One Sunday in March of last year, my senior year at Kent, the cops pretty much put the last nail in the coffin of repression during a student-led march protesting the Iraq war in its infancy. The group numbered less than seven hundred people, the majority of them being kids who just wanted to play their congas outside and who were sort of lost since they were marching through the science and technology part of campus, where most of them had never been before. The cops, forewarned of the march, were ready and waiting. I woke up that morning and was driving out to get some breakfast when I noticed there was a State Trooper parked down every single side street off of the main thoroughfares. I quickly decided to go back to my room and wait out the day sans doughnuts; I knew there would be bad consequences for the poor martyrs who decided to step outside their dorms.
The pictures were in the paper next day of students being wrestled to the ground and cuffed. The dangerous hippies had failed to disperse. Some were arrested; many were bruised and bloody. It brought back bad memories of the event that had tarnished our school for at least 30 years, and no one thought to bring up the idea before hand that a uniformed cadre bearing down on some protestors might cause the bile of that day to rise up again in the city’s stomach. But, once again, no one other than the students batted an eye, and so the Boys in Blue continue to corral the students sporting blue and gold…

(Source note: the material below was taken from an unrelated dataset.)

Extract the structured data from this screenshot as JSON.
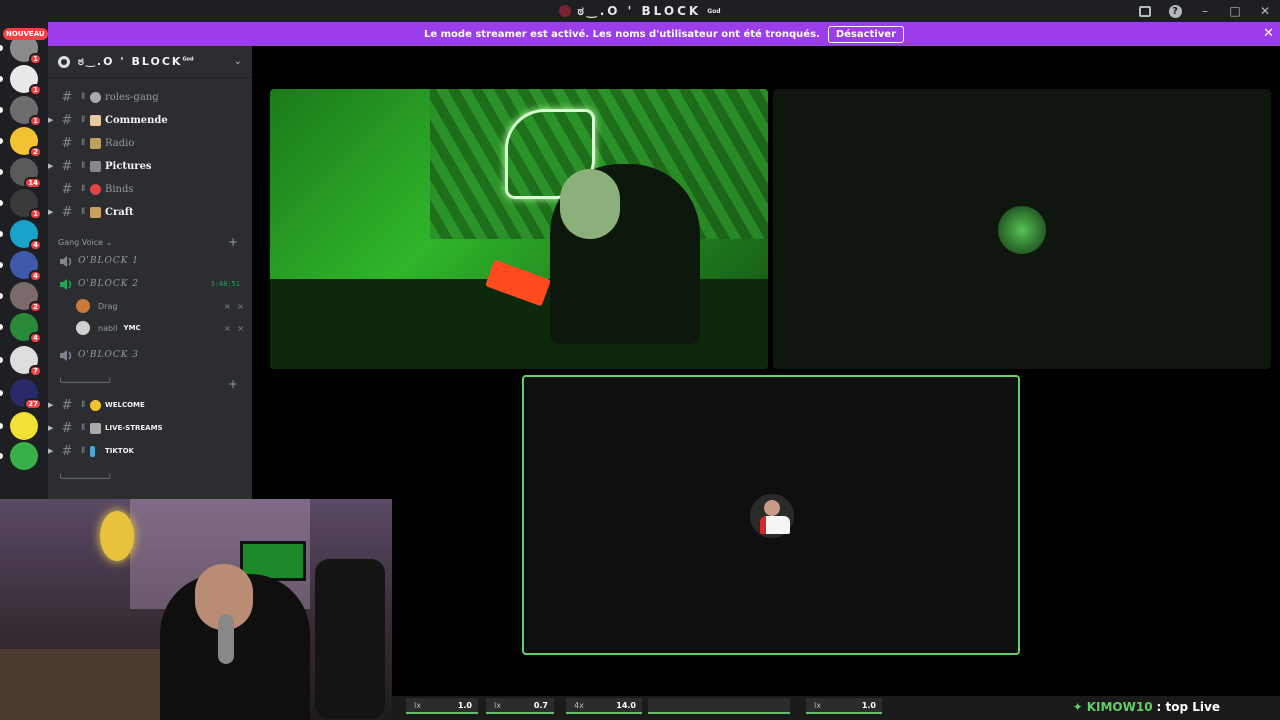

The beating of uninformed student hippies like a band of coal mine scabs pretty much convinced everyone that stepping out of line was just asking for some kind of punishment, and the party scene has atrophied, though the bars are still carefree. Ernest and I headed for one of those safe havens, the Zephyr, and sat for a while talking about songs in the jukebox and the musicians who had made them. The doorman was a friend of mine who looked surprised to see me. One of the bartenders-slash-decorators remembered my name. Both described bad juju and talked about their plans for escape. A man stood up and hushed everyone. Holding up his cell phone, he yelled, “I just found out I’m going to be a grandfather!” Jostled by the yell, we turned and saw a man no older than forty-five sporting hipster clothes and a spiky haircut. It was depressing and enjoyable at the same time, and so we bought him a Maker’s Mark.
“The Spring I seek is in a new face only,” I told Ernest after several jiggers of Beam.
“Let’s go play music,” he said. “We might as well get the band back together while you’re here.”
And so we crowded into our singer’s bedroom and launched chords out of our amps so that they reverberated around us and enclosed us until we were safe again, three boys isolated in their noise and youth.
Ryan Sparks is an author and musician living in New Orleans.